Esophageal Cancer Rates Nearly Double in Adults 45 to 64 Over 7 Years
Study results also show a 50% increase in the precancerous condition, Barrett esophagus, between 2012 and 2019, in the same population.
Rates of esophageal cancer nearly doubled in adults aged 45 to 64 years between 2012 and 2019, according to the results of an analysis of approximately 5 million individuals.
In addition, rates of the precancerous condition, Barrett esophagus rose approximately 50% for the group during the same period.
The analysis is set to be presented at Digestive Disease Week 2022.
“This strong growth in prevalence should be of concern to physicians, and we should consider screening more middle-aged patients for esophageal cancer if they are at higher risk,” Bashar Qumseya, MD, MPH, FASGE, associate professor of medicine and chief of endoscopy at the University of Florida at Gainesville, said in a statement. “Whenever we see increasing prevalence of any type of cancer, we should ask whether this is merely due to better screening or it is a true increase in the disease prevalence. In our study, it was due to the latter.”
Investigators assessed the rate of esophagogastroduodenoscopy (EGD), an endoscopic test that examines the esophagus, first part of the small intestine, and stomach, during this time period and found no increase that explained the prevalence of the data.
Additionally, investigators found that the cancer rate increased to approximately 94 per 100,000 individuals from approximately 49 per 100,000 individuals.
The prevalence of Barrett esophagus in this group also rose approximately 50% to 466 from 304 per 100,000 individuals.
Both Barrett esophagus and esophageal cancer are most commonly found in older white males, and the study results showed that the highest incidence continues to be for those older than aged 65 years, investigators said.
Other risk factors include advanced age, alcohol consumption, male sex, obesity, and smoking.
Individuals who are middle-aged and have multiple risk factors would benefit from earlier and/or more frequent screening, Qumseya said.
He compared it to the benefits of earlier colorectal cancer screening.
“Many patients in the [United States] now have colonoscopies starting at age 45, so conducting an endoscopy at the same time, among those with multiple risk factors, could help capture more patients with Barrett’s esophagus and esophageal cancer,” Qumseya said.
The results of other analyses showed that individuals with 4 or more risk factors for esophageal cancer are not getting endoscopies, he added.
The study was a cross-sectional analysis of electronic health record data from the OneFlorida Clinical Data Research Network, which covers more than 40% of Florida residents. The investigators analyzed records from 3 age groups: aged 18 to 44 years; aged 45 to 64 years;; and older than aged 65 years.
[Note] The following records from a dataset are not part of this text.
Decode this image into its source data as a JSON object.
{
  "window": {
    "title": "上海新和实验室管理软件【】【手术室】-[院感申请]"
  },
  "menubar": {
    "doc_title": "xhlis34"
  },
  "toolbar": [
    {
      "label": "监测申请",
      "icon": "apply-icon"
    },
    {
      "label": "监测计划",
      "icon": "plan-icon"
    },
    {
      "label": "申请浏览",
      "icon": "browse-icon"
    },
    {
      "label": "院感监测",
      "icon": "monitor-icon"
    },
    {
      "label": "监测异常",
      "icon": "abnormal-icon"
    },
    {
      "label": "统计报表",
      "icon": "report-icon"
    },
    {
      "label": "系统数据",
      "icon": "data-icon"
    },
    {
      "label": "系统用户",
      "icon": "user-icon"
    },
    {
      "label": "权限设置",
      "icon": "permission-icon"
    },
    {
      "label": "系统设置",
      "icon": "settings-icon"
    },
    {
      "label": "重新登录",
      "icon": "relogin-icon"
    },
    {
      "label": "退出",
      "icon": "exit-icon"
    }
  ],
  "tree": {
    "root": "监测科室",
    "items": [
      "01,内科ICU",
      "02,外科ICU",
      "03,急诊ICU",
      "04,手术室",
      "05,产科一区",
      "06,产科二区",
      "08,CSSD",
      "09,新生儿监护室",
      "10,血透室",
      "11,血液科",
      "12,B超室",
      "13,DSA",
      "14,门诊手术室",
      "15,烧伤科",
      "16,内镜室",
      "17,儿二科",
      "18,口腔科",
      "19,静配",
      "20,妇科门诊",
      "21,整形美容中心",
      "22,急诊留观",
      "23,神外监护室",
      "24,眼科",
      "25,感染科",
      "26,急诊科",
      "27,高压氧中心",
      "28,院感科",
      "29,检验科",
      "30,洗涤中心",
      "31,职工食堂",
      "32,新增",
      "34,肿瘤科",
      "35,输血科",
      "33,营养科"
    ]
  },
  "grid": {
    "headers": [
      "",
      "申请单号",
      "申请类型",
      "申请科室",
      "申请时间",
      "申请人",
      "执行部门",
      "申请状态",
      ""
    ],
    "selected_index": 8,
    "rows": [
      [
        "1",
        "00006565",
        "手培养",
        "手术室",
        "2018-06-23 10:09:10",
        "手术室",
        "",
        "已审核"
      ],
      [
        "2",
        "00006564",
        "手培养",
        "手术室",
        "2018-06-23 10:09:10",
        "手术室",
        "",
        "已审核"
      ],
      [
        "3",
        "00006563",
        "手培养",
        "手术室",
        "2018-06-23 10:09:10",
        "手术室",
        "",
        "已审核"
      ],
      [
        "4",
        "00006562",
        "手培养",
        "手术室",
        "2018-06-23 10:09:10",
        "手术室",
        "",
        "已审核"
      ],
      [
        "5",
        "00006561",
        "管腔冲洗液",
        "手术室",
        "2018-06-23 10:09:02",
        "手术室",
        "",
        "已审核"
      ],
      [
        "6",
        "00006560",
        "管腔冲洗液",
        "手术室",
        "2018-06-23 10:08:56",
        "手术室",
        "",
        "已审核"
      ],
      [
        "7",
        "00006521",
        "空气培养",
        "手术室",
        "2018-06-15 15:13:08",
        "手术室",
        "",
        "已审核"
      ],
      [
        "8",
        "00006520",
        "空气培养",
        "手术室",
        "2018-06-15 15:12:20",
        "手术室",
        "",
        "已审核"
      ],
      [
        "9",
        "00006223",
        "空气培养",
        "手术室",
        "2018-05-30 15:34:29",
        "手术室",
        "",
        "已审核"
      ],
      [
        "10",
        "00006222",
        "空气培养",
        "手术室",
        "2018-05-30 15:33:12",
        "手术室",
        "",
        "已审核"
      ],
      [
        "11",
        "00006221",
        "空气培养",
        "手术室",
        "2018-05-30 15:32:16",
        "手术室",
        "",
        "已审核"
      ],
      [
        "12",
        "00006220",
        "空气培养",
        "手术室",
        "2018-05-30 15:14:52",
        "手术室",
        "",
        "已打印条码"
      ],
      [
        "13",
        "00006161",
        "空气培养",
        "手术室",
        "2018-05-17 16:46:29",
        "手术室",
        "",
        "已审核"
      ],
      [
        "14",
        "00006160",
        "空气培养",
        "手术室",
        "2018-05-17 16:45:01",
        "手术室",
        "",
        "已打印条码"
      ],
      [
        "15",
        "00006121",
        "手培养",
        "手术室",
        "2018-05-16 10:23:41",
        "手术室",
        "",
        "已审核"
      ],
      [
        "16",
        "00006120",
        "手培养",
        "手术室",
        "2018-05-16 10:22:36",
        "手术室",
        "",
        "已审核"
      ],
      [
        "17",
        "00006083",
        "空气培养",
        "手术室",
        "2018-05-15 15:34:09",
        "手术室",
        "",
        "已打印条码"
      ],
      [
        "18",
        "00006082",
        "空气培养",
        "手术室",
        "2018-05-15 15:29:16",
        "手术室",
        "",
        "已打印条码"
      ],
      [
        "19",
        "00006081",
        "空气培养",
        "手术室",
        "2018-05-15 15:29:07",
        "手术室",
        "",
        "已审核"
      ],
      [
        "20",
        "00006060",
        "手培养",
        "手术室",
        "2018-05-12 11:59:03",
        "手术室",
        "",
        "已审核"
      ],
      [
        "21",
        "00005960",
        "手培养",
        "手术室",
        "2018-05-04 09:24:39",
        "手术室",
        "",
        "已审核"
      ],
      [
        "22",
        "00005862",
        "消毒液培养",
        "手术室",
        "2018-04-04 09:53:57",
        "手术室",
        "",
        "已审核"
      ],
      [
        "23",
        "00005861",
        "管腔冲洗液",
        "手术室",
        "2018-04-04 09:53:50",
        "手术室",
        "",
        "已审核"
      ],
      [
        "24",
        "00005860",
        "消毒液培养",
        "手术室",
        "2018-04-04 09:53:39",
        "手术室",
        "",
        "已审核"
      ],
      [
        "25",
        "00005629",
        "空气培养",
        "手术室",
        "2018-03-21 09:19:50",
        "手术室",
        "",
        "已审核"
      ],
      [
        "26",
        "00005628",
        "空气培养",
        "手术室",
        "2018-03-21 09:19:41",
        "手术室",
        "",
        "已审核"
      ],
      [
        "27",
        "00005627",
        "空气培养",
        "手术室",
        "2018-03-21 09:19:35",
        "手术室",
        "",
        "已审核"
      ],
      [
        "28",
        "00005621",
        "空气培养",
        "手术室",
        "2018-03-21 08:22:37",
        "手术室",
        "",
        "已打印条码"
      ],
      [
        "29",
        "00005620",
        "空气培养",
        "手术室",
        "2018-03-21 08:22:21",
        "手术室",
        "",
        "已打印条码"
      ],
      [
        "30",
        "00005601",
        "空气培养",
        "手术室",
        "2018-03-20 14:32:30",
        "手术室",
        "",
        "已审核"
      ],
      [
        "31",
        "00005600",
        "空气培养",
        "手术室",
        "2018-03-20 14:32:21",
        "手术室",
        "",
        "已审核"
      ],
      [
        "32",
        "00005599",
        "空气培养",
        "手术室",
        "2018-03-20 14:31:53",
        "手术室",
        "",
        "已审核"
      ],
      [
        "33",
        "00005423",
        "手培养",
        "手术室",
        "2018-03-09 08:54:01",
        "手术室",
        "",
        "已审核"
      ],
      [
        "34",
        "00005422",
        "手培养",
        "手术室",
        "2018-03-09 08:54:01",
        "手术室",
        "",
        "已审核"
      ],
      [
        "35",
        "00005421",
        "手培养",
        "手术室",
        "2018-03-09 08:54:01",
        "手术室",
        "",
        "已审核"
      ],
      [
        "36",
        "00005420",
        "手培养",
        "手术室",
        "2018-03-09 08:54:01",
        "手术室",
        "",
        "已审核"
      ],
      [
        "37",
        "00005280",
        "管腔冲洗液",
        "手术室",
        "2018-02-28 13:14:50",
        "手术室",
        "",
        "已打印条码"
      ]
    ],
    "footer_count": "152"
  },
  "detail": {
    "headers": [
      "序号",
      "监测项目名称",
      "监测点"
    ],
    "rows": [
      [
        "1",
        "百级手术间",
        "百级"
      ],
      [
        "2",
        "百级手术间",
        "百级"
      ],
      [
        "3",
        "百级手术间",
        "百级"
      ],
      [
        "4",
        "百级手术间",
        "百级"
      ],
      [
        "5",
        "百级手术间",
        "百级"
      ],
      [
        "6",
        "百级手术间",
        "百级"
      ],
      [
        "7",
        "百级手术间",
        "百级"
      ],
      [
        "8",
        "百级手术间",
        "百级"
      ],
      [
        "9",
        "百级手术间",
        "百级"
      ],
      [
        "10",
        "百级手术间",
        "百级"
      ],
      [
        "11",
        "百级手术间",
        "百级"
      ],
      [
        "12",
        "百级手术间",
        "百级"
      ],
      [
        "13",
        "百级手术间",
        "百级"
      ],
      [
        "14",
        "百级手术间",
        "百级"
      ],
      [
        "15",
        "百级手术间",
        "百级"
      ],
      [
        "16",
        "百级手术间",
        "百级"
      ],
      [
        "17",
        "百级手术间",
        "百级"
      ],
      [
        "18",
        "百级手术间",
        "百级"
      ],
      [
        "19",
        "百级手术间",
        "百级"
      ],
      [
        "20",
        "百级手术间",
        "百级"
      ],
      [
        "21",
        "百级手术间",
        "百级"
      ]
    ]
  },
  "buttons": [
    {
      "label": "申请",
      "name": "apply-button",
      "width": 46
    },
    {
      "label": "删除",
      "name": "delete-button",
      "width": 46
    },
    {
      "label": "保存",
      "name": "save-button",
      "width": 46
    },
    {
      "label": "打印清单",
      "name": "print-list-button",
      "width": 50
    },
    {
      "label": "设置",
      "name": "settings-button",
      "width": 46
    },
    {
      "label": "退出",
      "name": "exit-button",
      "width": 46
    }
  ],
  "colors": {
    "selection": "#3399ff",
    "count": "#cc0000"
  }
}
The population was not followed over a group of time, so the results could have been limited as a result, he said.
Further analysis on the database is ongoing, and final results should be ready within 6 months, investigators said.
In the final analyses, the investigators plan to revisit the database to differentiate between the 2 types of esophageal cancer: esophageal adenocarcinoma, which is cancer in the lower esophagus, and squamous cell carcinoma, which is cancer in the upper esophagus.
Alarming rise found in esophageal cancer and Barrett’s esophagus in middle-aged adults. EurekAlert. News release. May 13, 2022. Accessed May 13, 2022. https://www.eurekalert.org/news-releases/952235